Arizona Approves Changes Giving More People Access to Legal Services

This past week, the Arizona Supreme Court approved regulatory reforms to allow co-ownership of law firms and other legal services by private individuals with no law degrees.

By eliminating ethics rule 5.4, nonlawyers can now have a monetary interest in law firms according to the new framework known as “Alternative Business Structure.” A new licensing process will also allow individuals with no legal degrees to provide certain legal services and to represent clients in court. These individuals are set to be granted a license and will be called legal paraprofessionals.

This move is aimed at boosting innovation but also aims to ensure the public has legal protection with access to more affordable legal services. It was a change feared by legal firms because they will be competing directly with Big Four accounting firms for clients. Not only are these firms big, but they also have the tech expertise that many law firms have yet to invest in.

Big Four is the name given to the leading accounting firms in the world like Deloitte, PricewaterhouseCoopers (PwC), Ernst & Young (EY) and Klynveld Peat Marwick Goerdeler (KPMG), etc. These firms have steadily been establishing various legal services for their clients.

In his statement, Arizona Supreme Court Chief Justice Robert Brutinel said more people will have access to legal help and advice, and the new ruling allows for innovation in providing more affordable legal services.

In deciding, the dilemma of the judges was how much rule 5.4 was necessary to protect the public. They also had to consider what restraints the rule placed on law practices. It was decided that the state had the means to protect the public through the new framework and that scrapping the old rule would allow for legal modernization by removing restraints on legal practices.

Utah and California have already taken steps to test new business models for nonlawyer services. They will be collecting data to allow for the licensing of applicants under pilot programs. In Utah, these programs will run for two years.

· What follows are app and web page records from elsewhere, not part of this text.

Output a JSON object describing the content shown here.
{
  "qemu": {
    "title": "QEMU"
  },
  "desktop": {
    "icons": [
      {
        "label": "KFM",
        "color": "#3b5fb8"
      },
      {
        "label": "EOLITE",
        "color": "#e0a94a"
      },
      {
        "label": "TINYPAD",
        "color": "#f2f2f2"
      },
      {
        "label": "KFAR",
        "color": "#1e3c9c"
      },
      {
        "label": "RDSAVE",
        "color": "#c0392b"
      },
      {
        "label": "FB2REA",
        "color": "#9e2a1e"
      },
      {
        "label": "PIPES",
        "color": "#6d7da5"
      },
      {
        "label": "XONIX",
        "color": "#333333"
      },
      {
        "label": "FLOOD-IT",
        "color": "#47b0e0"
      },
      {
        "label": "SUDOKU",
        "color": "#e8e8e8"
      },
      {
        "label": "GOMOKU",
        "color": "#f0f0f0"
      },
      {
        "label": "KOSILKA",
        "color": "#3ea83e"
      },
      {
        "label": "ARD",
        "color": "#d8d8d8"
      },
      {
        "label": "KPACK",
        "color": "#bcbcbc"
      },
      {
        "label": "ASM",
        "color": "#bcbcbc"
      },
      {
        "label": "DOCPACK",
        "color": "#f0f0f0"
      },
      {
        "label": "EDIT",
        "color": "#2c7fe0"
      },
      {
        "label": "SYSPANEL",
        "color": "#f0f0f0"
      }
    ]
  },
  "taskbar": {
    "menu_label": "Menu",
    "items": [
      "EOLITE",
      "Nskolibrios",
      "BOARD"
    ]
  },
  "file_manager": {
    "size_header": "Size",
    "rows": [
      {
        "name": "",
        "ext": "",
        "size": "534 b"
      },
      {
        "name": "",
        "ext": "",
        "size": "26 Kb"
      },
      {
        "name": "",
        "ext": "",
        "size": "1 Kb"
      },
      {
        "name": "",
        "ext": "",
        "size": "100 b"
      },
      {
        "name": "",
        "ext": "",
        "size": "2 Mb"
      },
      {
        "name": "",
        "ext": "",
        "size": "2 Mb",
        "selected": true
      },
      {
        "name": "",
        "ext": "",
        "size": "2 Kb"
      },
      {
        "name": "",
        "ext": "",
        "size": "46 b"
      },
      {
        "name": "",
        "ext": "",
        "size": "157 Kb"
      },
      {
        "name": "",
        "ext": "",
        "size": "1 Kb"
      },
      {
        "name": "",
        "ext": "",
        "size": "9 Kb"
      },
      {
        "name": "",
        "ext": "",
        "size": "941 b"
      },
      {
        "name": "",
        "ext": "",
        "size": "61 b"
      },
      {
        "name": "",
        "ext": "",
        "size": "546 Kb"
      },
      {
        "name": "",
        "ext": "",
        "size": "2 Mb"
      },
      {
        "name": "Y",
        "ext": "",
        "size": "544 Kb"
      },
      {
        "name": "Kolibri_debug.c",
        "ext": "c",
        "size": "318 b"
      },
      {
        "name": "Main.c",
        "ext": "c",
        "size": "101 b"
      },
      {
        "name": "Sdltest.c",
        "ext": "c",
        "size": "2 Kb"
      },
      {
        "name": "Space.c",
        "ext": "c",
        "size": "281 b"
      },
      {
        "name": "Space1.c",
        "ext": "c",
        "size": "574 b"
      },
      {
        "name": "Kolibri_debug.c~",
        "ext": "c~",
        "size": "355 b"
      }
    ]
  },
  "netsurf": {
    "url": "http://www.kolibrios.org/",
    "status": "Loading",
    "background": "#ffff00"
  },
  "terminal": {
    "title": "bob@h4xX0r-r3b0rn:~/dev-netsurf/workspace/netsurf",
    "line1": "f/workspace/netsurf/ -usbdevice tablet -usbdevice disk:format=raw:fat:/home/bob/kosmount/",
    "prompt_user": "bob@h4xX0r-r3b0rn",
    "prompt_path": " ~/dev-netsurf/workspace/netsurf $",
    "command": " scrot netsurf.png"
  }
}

Similar changes are also currently under consideration by bar organizations in Chicago and the District of Columbia